* **Exercise prompt**:
If a line in the records below holds the word "value", copy it.

[Data about app and page elements]
↓

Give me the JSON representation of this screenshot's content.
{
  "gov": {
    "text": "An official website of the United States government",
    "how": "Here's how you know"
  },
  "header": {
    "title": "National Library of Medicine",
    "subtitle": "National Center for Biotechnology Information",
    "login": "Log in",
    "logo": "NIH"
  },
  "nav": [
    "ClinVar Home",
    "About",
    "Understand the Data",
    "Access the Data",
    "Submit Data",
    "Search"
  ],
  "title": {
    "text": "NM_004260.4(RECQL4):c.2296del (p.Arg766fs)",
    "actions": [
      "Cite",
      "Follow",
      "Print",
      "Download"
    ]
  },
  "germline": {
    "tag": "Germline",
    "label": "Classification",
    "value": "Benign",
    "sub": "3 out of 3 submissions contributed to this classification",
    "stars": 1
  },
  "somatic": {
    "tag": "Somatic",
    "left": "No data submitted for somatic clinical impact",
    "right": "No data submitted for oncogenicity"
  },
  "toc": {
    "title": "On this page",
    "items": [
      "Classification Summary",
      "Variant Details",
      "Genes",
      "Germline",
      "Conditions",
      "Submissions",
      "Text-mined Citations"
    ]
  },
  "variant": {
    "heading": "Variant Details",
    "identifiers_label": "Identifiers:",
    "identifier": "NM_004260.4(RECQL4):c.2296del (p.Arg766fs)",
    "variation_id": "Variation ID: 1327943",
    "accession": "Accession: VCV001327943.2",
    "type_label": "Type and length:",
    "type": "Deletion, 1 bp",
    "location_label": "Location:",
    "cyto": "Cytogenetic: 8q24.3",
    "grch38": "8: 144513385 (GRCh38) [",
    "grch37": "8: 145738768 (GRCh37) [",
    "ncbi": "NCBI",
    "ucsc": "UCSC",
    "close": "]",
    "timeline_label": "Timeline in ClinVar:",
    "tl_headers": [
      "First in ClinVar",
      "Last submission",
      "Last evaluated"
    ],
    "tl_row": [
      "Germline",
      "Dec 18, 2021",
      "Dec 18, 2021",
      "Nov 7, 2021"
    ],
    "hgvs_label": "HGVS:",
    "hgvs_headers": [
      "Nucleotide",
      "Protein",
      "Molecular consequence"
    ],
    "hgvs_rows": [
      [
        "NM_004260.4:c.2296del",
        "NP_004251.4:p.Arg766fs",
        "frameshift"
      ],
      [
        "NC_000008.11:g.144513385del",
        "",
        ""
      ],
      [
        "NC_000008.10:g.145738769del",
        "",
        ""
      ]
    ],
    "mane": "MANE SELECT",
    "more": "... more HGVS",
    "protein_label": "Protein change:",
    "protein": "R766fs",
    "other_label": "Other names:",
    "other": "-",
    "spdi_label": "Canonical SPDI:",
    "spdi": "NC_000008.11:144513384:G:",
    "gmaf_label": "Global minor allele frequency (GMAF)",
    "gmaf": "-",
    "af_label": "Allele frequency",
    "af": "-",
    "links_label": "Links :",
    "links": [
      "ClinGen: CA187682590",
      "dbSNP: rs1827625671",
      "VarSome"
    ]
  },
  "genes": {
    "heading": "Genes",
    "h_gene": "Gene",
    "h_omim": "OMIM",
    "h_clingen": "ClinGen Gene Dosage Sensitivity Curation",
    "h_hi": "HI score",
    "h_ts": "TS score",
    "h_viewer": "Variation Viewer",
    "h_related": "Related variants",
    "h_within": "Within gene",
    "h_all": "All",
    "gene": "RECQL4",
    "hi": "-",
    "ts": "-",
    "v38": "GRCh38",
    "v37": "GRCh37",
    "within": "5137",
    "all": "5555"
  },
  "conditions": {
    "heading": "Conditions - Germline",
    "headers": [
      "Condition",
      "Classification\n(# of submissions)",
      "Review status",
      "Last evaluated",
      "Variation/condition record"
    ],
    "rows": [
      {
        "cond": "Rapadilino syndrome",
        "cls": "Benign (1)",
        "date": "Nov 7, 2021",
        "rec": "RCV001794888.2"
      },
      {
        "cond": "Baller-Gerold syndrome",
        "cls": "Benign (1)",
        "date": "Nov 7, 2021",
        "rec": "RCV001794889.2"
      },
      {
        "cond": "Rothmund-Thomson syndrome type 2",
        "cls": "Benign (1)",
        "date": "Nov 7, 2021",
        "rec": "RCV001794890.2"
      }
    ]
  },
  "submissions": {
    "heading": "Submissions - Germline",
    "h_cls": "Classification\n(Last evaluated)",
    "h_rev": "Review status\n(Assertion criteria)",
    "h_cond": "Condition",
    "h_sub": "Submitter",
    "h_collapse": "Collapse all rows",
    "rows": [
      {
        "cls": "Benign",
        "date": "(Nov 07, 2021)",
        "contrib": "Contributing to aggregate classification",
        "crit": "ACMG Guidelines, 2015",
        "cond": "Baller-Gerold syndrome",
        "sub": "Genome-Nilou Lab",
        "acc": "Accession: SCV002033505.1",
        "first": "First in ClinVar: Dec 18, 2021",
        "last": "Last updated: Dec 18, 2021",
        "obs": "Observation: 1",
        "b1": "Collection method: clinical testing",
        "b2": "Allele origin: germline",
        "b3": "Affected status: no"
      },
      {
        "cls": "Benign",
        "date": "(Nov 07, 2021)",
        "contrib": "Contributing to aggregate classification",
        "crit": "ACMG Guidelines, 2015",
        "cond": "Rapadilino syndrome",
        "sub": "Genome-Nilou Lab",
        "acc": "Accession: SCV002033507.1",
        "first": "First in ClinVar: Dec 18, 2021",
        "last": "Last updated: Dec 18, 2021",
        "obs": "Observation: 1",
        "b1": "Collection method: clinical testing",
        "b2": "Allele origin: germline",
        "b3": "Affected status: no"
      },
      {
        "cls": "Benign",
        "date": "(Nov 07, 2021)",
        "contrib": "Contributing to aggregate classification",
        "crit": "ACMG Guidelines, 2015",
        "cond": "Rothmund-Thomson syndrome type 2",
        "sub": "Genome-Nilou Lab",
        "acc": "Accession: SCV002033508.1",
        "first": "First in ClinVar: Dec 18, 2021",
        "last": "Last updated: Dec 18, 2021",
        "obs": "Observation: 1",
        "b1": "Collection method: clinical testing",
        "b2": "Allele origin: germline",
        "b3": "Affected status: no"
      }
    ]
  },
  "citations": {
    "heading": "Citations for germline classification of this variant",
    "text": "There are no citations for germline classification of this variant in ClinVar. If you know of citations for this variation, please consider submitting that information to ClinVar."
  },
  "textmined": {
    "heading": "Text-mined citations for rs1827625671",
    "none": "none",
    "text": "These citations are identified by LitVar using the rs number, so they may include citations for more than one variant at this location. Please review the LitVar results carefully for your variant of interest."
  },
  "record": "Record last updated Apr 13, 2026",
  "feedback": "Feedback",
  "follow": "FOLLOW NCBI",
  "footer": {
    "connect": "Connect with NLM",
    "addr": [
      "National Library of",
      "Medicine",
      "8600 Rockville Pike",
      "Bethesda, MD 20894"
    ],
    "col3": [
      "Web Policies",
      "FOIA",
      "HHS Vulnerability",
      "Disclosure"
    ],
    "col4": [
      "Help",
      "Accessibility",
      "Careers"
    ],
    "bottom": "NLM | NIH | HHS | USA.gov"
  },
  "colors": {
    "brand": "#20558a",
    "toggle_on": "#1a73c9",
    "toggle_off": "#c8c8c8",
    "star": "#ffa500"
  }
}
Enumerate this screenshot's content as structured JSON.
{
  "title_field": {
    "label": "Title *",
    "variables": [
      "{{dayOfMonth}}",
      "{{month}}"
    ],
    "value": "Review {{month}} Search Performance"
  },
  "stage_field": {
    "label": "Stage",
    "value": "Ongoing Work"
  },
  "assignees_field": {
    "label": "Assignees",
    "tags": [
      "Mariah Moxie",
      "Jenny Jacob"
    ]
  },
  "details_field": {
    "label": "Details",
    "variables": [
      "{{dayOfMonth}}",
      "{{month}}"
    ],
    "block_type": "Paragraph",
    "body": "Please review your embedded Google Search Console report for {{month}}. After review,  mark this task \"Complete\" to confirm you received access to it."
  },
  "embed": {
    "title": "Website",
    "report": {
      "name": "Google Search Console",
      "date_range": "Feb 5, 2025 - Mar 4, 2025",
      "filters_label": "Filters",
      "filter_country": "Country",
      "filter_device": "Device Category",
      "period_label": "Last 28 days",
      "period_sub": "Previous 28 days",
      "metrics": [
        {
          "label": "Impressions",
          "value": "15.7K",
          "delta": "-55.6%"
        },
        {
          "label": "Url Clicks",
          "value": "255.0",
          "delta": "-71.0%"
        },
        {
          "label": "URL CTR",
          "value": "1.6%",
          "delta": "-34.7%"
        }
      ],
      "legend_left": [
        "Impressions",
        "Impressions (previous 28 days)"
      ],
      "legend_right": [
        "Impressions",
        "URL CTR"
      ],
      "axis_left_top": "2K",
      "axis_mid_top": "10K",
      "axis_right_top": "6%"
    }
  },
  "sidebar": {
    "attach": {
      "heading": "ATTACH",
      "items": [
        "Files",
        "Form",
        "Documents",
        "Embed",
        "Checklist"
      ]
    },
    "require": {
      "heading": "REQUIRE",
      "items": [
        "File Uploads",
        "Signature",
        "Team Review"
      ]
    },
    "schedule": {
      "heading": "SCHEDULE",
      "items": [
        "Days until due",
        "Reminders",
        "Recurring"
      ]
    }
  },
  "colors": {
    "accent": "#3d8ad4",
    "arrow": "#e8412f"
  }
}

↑

* **Response area**:
    "value": "Benign",
    "value": "Review {{month}} Search Performance"
    "value": "Ongoing Work"
          "value": "15.7K",
          "value": "255.0",
          "value": "1.6%",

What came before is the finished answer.